2.) Something else to consider.  Your directs who ignore you or flat out tell you they don't want to work for you, is simply being rude, unkind, unprofessional and is damaging team moral.  Those types of behaviours are also disrespectful to the manager and your organization who made the decision to promote you.  You nor I would ever dare of talking or treating our new boss the same way.  The good news is you have role power despite your few directs trying their best to dismiss your authority.  Because of your 'boss' authority you do have the power to stop that behaviour through feedback.  Listen to 'giving effective feedback' podcast from 2005.  Honeslty if that individual doesn't stop ignoring you in team meetings after two verbal feedback moments from you, I would put that individual on a pathway to receive discipline.  How can that individual expect to be hired outside the organization, or even promoted within, when they do hurtful behaviours like ignore their new boss?

It took me about a year to get comfortable in my new role but the resources on this website and support from my boss  were critical in that transition.  Be prepared and focus on the long term gains.  You can do this.

Let us know how it goes. 

 

 

mrreliable's picture

""I am completely new to this and am trying my best to remain confident and do good work so that my team will support me and trust me.  Is there anything else I can do?"

Your team will not support you and trust you unless they respect you.

There is a podcast on assertiveness.
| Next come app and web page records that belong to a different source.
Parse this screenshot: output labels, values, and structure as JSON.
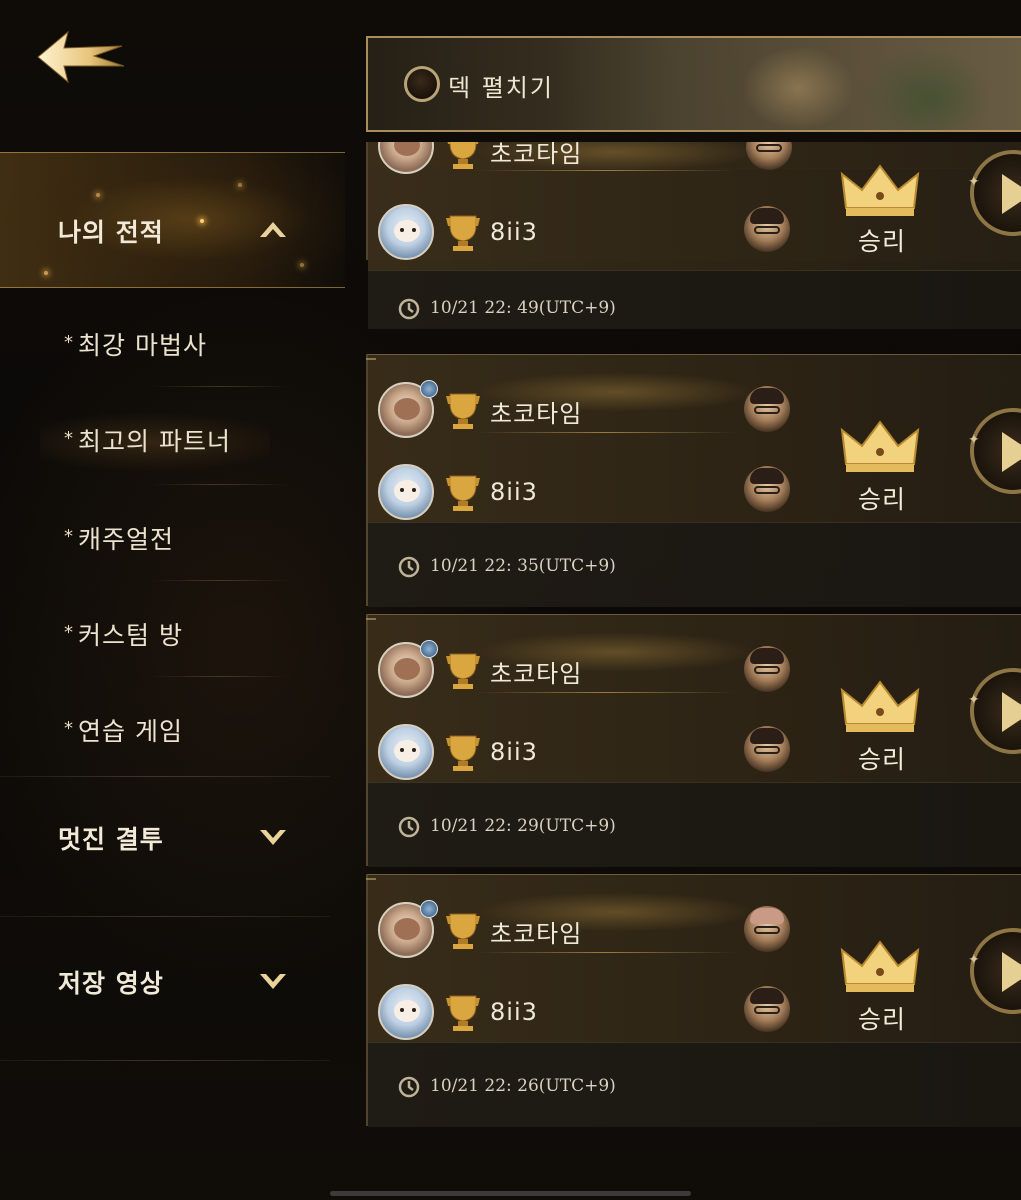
{
  "nav": {
    "my_record": "나의 전적",
    "sub_items": [
      "최강 마법사",
      "최고의 파트너",
      "캐주얼전",
      "커스텀 방",
      "연습 게임"
    ],
    "awesome_duel": "멋진 결투",
    "saved_video": "저장 영상"
  },
  "deck": {
    "label": "덱 펼치기"
  },
  "matches": [
    {
      "player1": "초코타임",
      "player2": "8ii3",
      "result": "승리",
      "time": "10/21 22: 49(UTC+9)"
    },
    {
      "player1": "초코타임",
      "player2": "8ii3",
      "result": "승리",
      "time": "10/21 22: 35(UTC+9)"
    },
    {
      "player1": "초코타임",
      "player2": "8ii3",
      "result": "승리",
      "time": "10/21 22: 29(UTC+9)"
    },
    {
      "player1": "초코타임",
      "player2": "8ii3",
      "result": "승리",
      "time": "10/21 22: 26(UTC+9)"
    }
  ],
  "colors": {
    "gold": "#d9b865",
    "panel": "#2e2517",
    "accent_text": "#f1e9d8"
  },
  "icons": [
    "back-arrow-icon",
    "chevron-up-icon",
    "chevron-down-icon",
    "trophy-icon",
    "crown-icon",
    "play-icon",
    "clock-icon"
  ]
}
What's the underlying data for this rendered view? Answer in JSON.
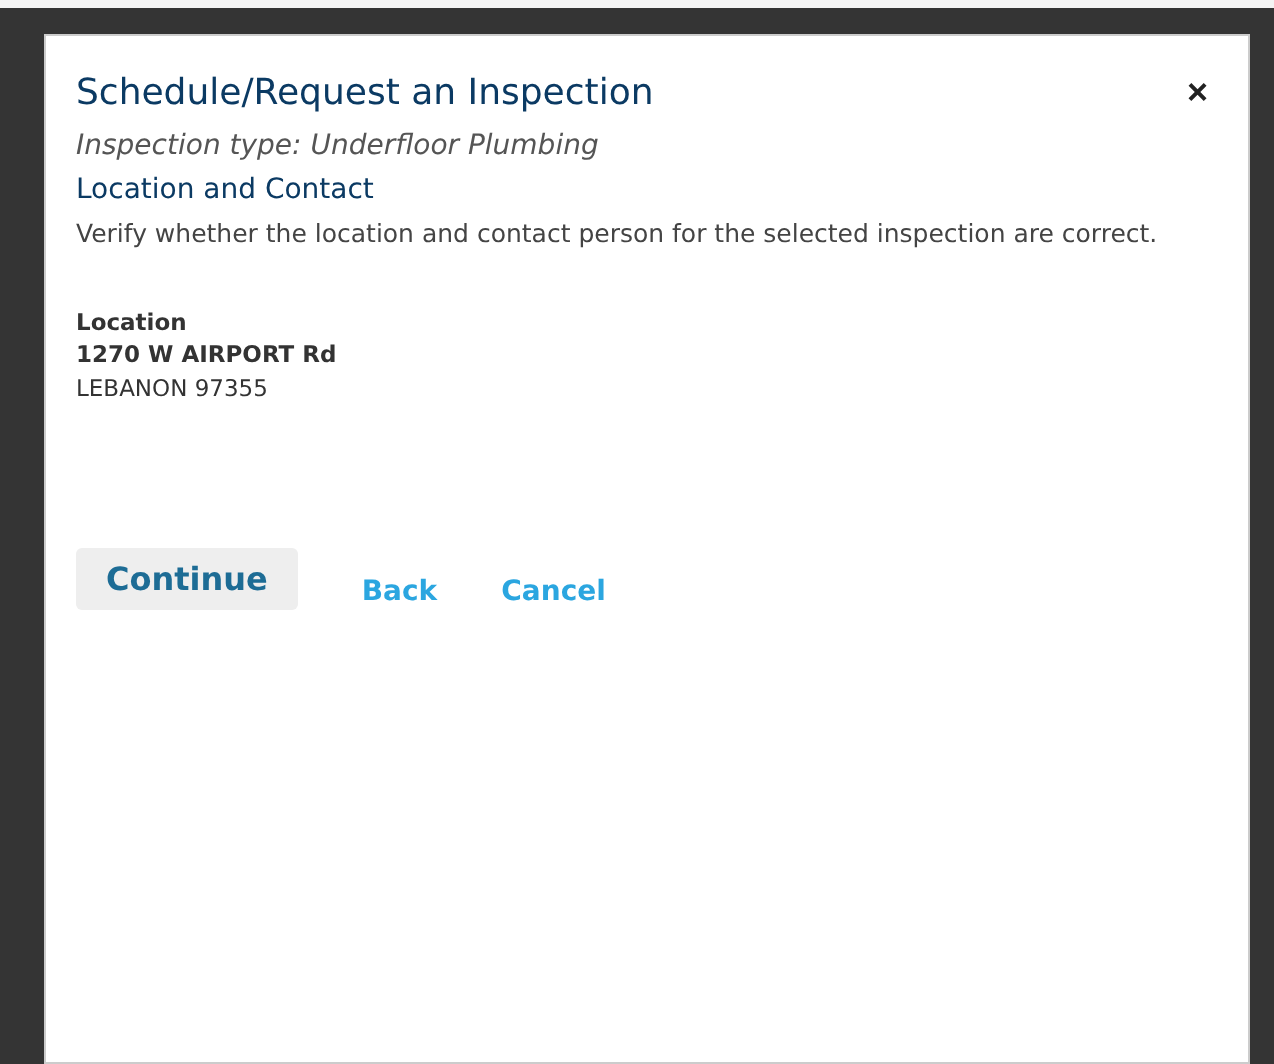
{
  "dialog": {
    "title": "Schedule/Request an Inspection",
    "close": "×",
    "inspection_type": "Inspection type: Underfloor Plumbing",
    "section_title": "Location and Contact",
    "description": "Verify whether the location and contact person for the selected inspection are correct.",
    "location": {
      "label": "Location",
      "lines": [
        "1270 W AIRPORT Rd",
        "LEBANON 97355"
      ]
    },
    "actions": [
      {
        "kind": "button",
        "label": "Continue"
      },
      {
        "kind": "link",
        "label": "Back"
      },
      {
        "kind": "link",
        "label": "Cancel"
      }
    ]
  }
}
It's not the same as aggressiveness. You mentioned you're trying your best to remain confident. It sounds from your description that you're projecting a timid attitude. If you're on the verge of lacking confidence you can get eaten alive.

Reading between the lines it looks like you're questioning yourself. If you actually are in a position of authority over these people, they need to know you expect their cooperation, and there must be consequences for their failure to do so. If you're not really in a position of authority, you can't expect them to follow you. Unfortunately, sometimes executives will give an employee a title that is little more than a good-conduct medal, and it creates confusion among everyone with regard to the power shift.

I'd suggest having a talk with your manager. He or she will understand your problem. You need to know for certain how much authority you have and how much support you have in dealing with these issues. If an employee came to me and said, "I like you but I don't want to work for you," I'd say, "That's too bad. Good luck at your new job, whatever that may be." If management is ready to back you up, you can take assertive steps to stop the disrespectful behavior. If they're more wishy-washy, like "Oh, that's just Suzie, don't take it personally," you don't have much choice other than to be a good listener, try to communicate effectively and hope that management position comes along before too long.